ECATS is an indispensible service to area
Published 7:43 am Monday, February 16, 2004
By By ANNA M. LEE Assistant Editor
In April 1995, the Escambia County Commission took over public transportation for the county, and the Escambia County Area Transit System (ECATS) has been serving the transportation needs of residents since.
ECATS, based at the Escambia County Courthouse Annex, started with four vans, and by 2003 their resources had grown to include 12 vans -- 11 15-passenger vans and one 28-passenger van.
Serving Atmore and Brewton, ECATS made 32,250 one-way passenger trips in 2003.
Local passengers use the service to go shopping, to the doctor, to the beauty shop, among other things, Jernigan said.
D.W. McMillan Memorial Hospital contributed to the purchase of one of the three handicapped-equipped vans used by ECATS, to help its patrons have better access to the hospital.
The service gives them independence, they don't have to rely on family members for transportation, and it helps them to maintain dignity, she said.
At the end of the year ECATS likes to give back to its riders by taking them on a Christmas tour and then to Jernigan's home for refreshments.
ECATS also runs work routes, taking groups to their place of employment everyday.
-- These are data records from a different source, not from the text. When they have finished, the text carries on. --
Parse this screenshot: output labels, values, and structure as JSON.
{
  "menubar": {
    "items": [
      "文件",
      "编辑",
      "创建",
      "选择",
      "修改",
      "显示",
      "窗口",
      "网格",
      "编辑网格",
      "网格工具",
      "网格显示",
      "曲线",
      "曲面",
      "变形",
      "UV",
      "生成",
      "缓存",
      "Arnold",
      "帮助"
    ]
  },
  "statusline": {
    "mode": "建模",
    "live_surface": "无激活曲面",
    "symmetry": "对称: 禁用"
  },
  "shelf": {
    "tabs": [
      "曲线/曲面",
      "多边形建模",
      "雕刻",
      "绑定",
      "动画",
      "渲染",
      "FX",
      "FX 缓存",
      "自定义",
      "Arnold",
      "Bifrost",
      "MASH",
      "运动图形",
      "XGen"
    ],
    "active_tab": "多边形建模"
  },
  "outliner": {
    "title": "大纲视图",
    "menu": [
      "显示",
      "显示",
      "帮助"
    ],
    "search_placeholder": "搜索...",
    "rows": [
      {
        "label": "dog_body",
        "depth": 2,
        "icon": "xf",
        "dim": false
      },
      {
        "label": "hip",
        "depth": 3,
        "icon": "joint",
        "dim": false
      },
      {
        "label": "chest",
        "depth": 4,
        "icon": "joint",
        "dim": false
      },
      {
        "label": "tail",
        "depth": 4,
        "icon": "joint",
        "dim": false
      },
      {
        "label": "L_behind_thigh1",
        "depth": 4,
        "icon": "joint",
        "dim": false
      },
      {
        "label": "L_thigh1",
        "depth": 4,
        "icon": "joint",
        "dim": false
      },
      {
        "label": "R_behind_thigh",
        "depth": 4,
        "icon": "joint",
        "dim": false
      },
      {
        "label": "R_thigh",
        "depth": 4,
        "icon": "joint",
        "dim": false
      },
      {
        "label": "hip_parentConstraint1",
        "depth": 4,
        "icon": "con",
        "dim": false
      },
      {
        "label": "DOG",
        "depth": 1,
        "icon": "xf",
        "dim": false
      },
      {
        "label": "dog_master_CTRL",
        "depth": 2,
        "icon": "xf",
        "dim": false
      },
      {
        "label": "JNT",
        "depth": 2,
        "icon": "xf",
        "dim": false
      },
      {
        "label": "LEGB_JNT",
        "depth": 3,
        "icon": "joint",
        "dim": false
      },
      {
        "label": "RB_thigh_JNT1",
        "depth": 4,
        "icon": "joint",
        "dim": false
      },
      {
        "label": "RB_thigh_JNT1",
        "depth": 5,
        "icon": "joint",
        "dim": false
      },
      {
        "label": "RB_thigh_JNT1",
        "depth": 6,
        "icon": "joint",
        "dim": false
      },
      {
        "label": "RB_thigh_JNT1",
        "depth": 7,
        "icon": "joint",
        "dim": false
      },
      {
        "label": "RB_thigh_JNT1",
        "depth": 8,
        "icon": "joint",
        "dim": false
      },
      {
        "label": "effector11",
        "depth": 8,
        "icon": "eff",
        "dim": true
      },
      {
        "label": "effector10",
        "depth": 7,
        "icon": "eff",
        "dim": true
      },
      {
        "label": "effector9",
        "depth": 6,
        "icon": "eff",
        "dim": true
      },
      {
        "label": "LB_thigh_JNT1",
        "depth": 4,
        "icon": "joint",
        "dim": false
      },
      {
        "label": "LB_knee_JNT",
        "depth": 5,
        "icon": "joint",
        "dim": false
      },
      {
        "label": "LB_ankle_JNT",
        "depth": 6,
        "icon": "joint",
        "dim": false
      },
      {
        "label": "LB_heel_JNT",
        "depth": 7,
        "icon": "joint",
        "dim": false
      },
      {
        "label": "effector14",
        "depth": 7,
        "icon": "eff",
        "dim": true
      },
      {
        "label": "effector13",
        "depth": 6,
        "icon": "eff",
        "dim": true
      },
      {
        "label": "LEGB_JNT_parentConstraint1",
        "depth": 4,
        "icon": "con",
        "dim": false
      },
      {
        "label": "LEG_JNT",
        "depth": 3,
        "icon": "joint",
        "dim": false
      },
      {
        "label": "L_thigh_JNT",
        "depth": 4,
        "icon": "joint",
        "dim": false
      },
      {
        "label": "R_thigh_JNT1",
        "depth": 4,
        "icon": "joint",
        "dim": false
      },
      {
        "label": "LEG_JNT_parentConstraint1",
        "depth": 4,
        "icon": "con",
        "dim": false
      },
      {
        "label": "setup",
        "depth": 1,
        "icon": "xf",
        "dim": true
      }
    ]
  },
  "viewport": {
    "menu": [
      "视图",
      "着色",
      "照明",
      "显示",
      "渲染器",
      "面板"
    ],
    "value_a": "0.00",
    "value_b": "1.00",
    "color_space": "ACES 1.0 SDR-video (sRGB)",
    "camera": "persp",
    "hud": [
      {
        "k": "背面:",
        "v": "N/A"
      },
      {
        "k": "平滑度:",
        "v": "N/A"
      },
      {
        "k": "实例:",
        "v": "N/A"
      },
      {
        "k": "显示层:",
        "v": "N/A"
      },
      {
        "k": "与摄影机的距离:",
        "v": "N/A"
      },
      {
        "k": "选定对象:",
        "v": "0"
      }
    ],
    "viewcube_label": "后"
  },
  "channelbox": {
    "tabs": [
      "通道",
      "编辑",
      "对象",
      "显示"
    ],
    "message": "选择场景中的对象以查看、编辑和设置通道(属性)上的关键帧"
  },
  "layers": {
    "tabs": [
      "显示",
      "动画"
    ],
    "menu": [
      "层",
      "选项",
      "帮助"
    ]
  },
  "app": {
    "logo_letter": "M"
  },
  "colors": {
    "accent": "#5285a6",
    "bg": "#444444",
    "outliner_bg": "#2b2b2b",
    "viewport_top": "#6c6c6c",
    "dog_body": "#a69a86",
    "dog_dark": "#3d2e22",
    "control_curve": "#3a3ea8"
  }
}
The system transports students to Reid State Technical College and Jefferson Davis Community College and on Saturdays they take children to Alabama State University's Southern Normal Campus.
To book an appointment to ride with ECATS, Brewton residents can call the office at 867-0584.
The fee for local pick-ups -- curb to curb service -- is $2 for three stops.
ECATS is federally funded, but the program has to match funds provided by the federal government.
For three years the program has been self-sufficient, requiring no funds from the county. Part of Jernigan's job is to secure funds so that ECATS can continue to serve the county.